A “mountain” of rubbish has been dumped in the middle of a residential street.
Residents of James Street, Preston, have united in uproar at the flytipping on a piece of grass and wasteland near the road’s junction with Mellor Place.
Councillor Yakub Patel said: “I went on holiday for a couple of weeks, and came back to lots and lots of complaints about this fly-tipping problem.
“I went down to the piece of land and was shocked about the amount of rubbish that had just been dumped.
“There’s loads of the stuff, all in black bags.
“It’s not just terrible, it’s shock horror stuff, and it’s in the middle of the street, right opposite a block of flats for elderly people.
“When the weather warms up it will really start to stink, and will attract rats. It’s really awful.
“And it’s such a shame, because only 20 or 30 yards away is a back alley that’s recently won an award for cleanliness.”
Problems on the land, which is fenced off and privately owned, have been reported to Preston Council by Coun Yakub, who is keen to put an end to situation.
He added: “I want this cleaning up as soon as possible, because I don’t want people thinking that this is an acceptable thing to do.”
Preston Council said that it had been aware of the case for sometime, but it was “not straight froward”, due to the land being privately owned, dangerous, and with poor access.
Preston Council is only responsible for the clearing of fly-tipped materials from the highway and public land.
If fly-tipping occurs on private land it is the responsibility of the landowner to remove it.
If someone is caught fly-tipping, or if waste from their premises is found fly-tipped they can be fined up to £50,000 or face possible imprisonment.
Recently, Preston Council successfully prosecuted Sean Whitham of Hathaway Road, Fleetwood, who pleaded guilty at Preston Magistrates after being charged with fly tipping, two counts of illegal waste carrying and giving false details to a scrap yard.

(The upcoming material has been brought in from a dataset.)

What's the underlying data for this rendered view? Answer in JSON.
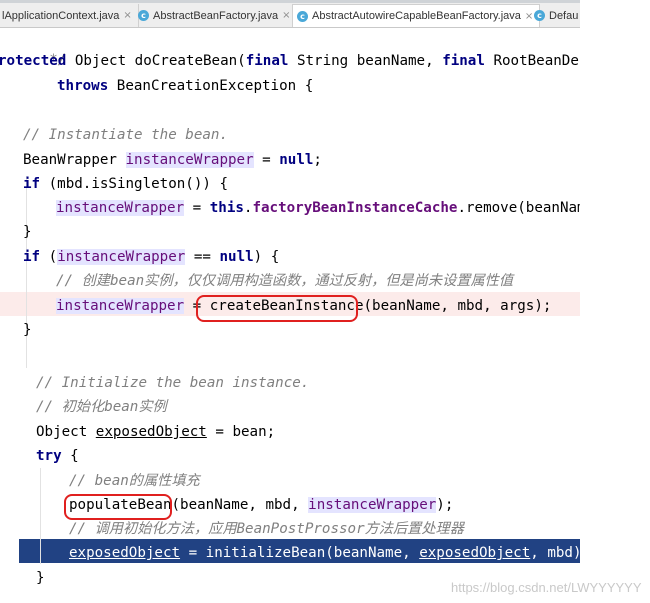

He received a 12-month conditional discharge and was ordered to pay £500 for clean up costs and investigation and legal costs.
Incidents of flytipping have increased across the Lancashire County Council area.
New reports have shiown that from 22,232 in 2009/10 to 22,978 in 2010/11, according to the latest figures available.
Preston saw a decrease in that period, down from 3,371 to 2,613.
Chorley noted an increase and council bosses there have blamed the recession for residents and businesses being less inclined to pay for bulky waste collection, a service many councils charge for.